[Start of Attachment]

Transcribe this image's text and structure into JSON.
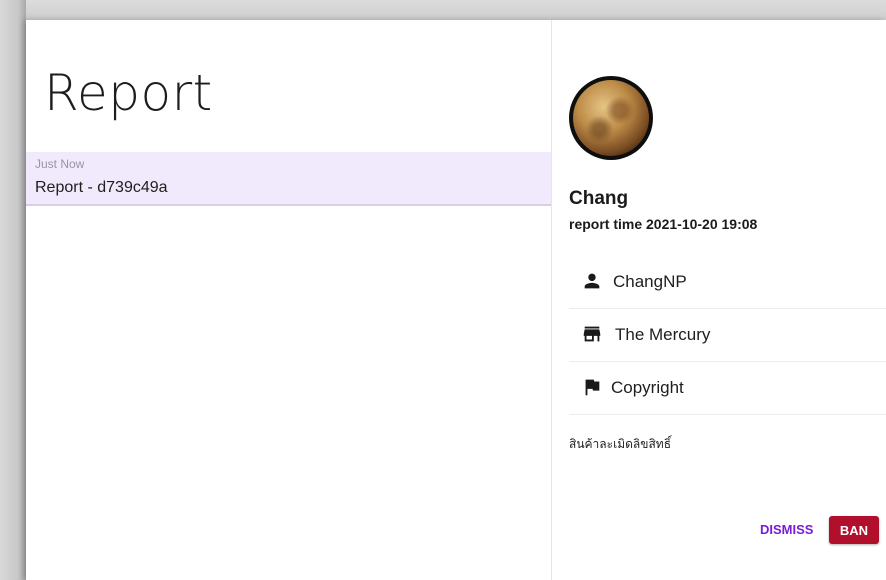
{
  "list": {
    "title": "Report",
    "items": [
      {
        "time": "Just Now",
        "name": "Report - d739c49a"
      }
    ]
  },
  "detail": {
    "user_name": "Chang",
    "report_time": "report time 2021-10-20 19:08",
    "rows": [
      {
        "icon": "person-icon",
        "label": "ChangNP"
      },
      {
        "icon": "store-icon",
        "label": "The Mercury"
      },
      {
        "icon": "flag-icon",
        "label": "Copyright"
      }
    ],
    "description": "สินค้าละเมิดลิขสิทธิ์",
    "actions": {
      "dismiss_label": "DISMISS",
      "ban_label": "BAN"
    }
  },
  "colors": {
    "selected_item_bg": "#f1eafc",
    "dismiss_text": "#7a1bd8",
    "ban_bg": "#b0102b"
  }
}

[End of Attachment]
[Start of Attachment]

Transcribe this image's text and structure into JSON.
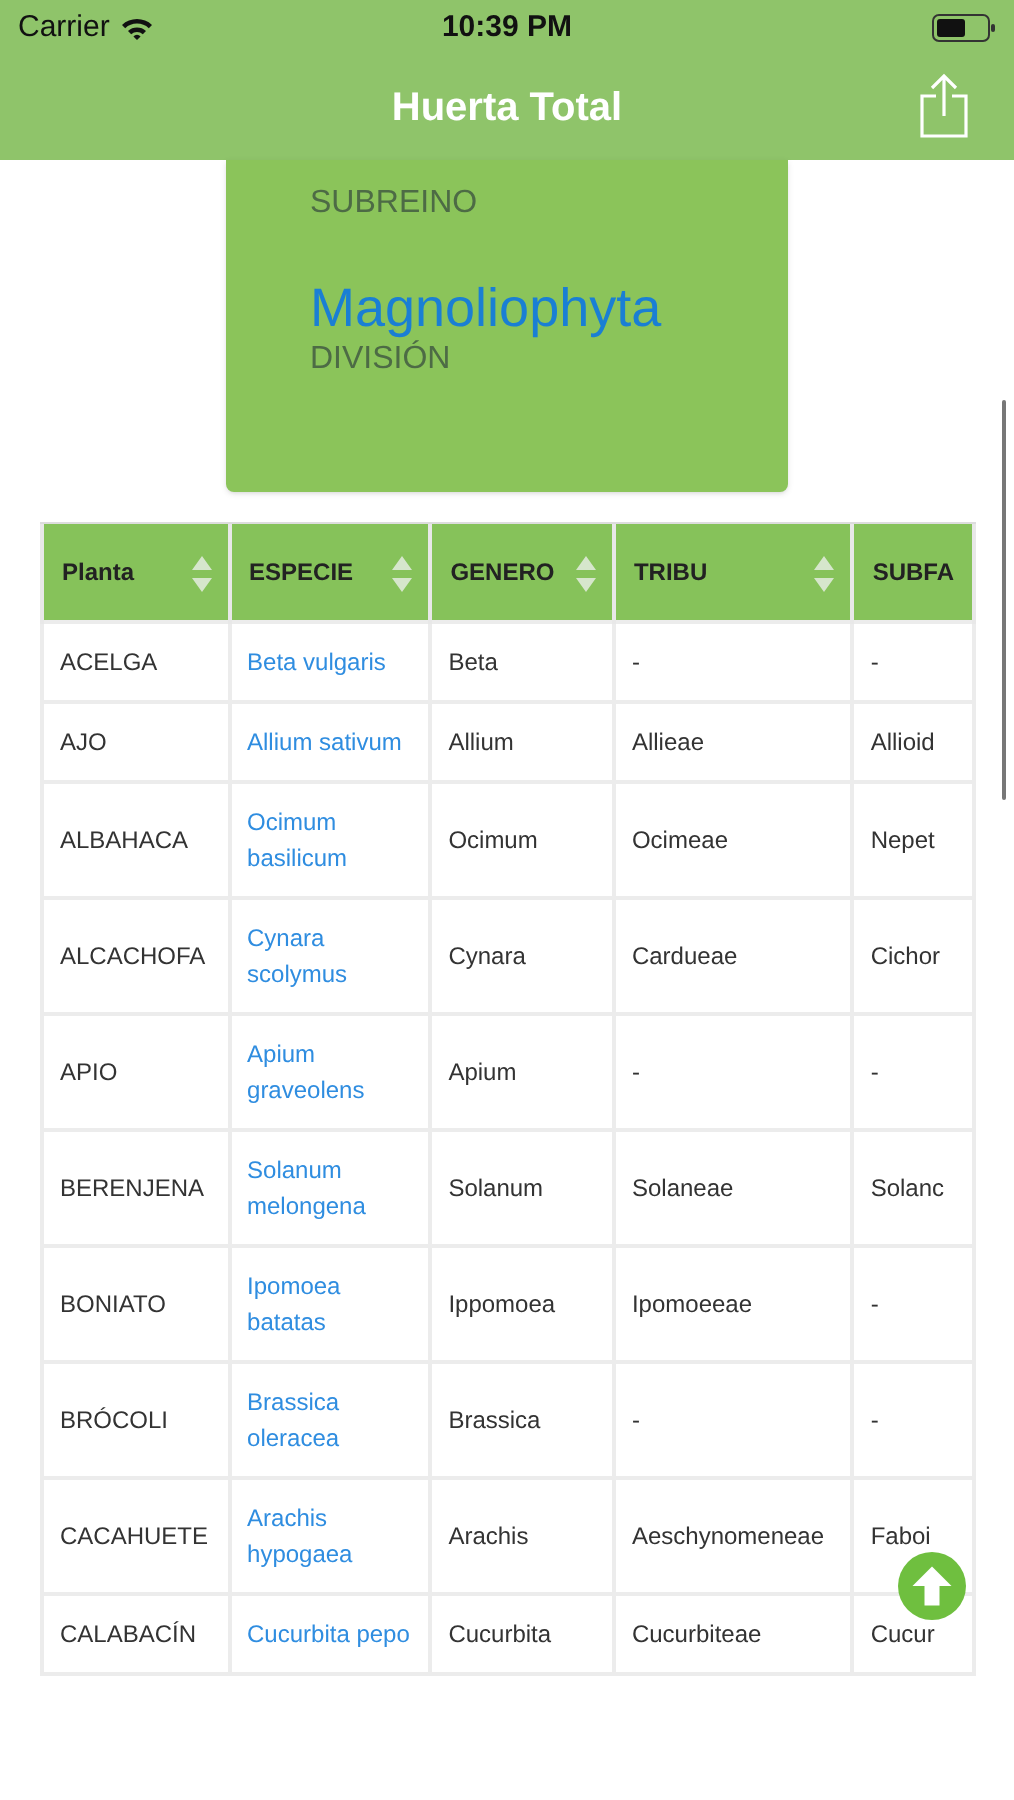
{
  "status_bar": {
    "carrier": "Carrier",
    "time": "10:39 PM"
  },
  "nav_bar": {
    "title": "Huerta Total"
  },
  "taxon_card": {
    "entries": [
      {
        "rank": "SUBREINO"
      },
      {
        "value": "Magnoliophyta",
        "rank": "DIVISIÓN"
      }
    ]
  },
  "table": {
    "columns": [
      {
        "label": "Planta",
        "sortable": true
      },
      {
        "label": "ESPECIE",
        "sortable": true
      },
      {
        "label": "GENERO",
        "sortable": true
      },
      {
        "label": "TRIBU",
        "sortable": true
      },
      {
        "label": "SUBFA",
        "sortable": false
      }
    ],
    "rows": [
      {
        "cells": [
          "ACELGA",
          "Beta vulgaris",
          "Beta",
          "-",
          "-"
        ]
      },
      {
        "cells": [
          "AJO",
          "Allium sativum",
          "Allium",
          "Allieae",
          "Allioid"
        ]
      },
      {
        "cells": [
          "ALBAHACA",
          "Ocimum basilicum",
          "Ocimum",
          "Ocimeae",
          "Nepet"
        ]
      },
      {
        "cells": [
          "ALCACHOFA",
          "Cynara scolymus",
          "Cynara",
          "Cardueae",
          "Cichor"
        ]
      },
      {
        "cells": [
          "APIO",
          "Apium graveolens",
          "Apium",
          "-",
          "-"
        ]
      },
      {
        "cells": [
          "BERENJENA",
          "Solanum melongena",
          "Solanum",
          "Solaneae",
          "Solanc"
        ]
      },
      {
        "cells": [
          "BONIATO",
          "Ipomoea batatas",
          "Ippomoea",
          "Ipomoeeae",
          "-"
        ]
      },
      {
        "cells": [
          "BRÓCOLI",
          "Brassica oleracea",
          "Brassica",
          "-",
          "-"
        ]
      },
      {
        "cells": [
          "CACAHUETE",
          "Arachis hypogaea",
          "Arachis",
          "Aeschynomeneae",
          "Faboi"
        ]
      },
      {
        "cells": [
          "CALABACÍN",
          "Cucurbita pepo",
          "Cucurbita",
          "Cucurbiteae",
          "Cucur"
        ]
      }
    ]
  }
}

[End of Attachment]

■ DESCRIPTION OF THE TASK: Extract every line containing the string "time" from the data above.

■ YOUR RESPONSE:
        "time": "Just Now",
    "report_time": "report time 2021-10-20 19:08",
    "time": "10:39 PM"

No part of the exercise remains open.